### TASK
Your answer should repeat every line of the records below in which the word "active" appears.

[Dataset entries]
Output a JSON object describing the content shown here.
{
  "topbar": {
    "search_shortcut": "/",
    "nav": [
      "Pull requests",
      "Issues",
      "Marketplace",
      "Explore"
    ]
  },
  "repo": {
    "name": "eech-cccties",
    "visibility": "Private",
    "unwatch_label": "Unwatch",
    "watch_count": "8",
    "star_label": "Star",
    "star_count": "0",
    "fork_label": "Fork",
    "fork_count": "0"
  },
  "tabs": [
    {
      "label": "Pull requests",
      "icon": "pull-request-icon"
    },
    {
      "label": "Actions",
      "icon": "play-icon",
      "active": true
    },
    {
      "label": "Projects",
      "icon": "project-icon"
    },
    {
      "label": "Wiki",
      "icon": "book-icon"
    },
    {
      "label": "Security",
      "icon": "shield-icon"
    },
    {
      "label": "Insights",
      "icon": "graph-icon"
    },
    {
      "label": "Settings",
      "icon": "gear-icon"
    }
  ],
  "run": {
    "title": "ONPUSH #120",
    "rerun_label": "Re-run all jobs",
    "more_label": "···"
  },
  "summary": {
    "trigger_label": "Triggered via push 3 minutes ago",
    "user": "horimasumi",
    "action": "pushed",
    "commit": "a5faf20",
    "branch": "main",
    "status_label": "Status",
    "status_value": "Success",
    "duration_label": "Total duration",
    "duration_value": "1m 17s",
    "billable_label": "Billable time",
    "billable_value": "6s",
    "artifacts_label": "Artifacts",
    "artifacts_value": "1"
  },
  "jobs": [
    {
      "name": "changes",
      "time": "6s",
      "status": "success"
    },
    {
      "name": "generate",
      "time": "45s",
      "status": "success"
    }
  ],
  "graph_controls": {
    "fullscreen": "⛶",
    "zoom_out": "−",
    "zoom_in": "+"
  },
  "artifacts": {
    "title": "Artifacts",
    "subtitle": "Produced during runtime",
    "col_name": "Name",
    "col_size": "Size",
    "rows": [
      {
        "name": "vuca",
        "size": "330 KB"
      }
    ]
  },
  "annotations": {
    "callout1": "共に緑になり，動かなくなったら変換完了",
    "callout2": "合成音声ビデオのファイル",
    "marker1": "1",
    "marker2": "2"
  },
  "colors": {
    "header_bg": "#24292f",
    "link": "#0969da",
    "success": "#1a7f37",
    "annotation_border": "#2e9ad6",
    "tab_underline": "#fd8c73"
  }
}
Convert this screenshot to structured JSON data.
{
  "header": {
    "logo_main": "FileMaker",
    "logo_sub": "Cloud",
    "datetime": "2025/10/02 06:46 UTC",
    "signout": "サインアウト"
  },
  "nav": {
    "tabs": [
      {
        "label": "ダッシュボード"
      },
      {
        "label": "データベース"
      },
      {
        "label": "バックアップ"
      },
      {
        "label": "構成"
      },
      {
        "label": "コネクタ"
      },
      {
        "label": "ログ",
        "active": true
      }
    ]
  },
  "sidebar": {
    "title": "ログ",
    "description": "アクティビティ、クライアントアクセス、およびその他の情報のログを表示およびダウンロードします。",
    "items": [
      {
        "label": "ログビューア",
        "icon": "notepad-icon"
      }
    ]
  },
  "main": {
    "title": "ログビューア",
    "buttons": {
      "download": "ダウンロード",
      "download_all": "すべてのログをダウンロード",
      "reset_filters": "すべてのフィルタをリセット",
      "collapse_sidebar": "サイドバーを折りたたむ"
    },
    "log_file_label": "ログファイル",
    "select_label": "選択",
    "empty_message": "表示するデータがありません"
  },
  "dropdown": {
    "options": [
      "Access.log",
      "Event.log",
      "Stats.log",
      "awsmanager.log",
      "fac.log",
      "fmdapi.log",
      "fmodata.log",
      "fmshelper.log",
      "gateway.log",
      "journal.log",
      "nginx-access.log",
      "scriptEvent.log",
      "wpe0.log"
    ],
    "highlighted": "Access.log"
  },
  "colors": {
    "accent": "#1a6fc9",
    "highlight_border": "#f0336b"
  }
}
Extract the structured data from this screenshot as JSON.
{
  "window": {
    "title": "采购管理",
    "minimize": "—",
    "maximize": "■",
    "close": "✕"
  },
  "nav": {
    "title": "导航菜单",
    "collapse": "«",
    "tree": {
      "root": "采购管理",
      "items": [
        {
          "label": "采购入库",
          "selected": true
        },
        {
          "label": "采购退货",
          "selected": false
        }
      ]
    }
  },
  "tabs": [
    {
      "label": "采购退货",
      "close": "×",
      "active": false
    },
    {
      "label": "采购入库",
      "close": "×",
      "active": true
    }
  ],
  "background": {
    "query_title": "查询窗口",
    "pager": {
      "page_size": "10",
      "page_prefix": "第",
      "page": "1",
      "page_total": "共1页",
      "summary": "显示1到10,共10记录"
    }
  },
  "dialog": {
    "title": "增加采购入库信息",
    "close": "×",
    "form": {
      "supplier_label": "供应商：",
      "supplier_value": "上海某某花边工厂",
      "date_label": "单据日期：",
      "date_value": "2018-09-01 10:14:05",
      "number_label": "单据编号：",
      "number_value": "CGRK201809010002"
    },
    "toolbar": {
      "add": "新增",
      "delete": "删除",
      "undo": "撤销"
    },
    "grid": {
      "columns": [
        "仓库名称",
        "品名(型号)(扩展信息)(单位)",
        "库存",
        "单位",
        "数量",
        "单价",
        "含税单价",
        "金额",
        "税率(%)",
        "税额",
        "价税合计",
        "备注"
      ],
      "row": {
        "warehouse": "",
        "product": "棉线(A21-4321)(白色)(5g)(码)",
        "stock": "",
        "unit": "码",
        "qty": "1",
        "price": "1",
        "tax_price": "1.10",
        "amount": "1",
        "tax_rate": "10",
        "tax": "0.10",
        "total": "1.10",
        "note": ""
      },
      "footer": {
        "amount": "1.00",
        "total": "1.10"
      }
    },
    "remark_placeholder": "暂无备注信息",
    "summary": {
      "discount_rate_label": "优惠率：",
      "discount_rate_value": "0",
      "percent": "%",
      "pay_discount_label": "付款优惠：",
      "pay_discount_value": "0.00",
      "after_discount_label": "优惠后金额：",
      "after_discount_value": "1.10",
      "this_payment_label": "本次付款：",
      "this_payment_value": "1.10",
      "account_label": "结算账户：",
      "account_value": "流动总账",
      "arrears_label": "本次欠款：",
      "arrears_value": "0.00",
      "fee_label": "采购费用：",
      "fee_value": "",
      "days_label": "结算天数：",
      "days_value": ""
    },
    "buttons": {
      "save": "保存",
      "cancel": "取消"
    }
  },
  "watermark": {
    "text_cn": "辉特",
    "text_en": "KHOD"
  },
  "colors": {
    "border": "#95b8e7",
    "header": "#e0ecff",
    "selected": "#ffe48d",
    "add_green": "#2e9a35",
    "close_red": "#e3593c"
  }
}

### RESPONSE
      "active": true
        "active": true
      "active": false
      "active": true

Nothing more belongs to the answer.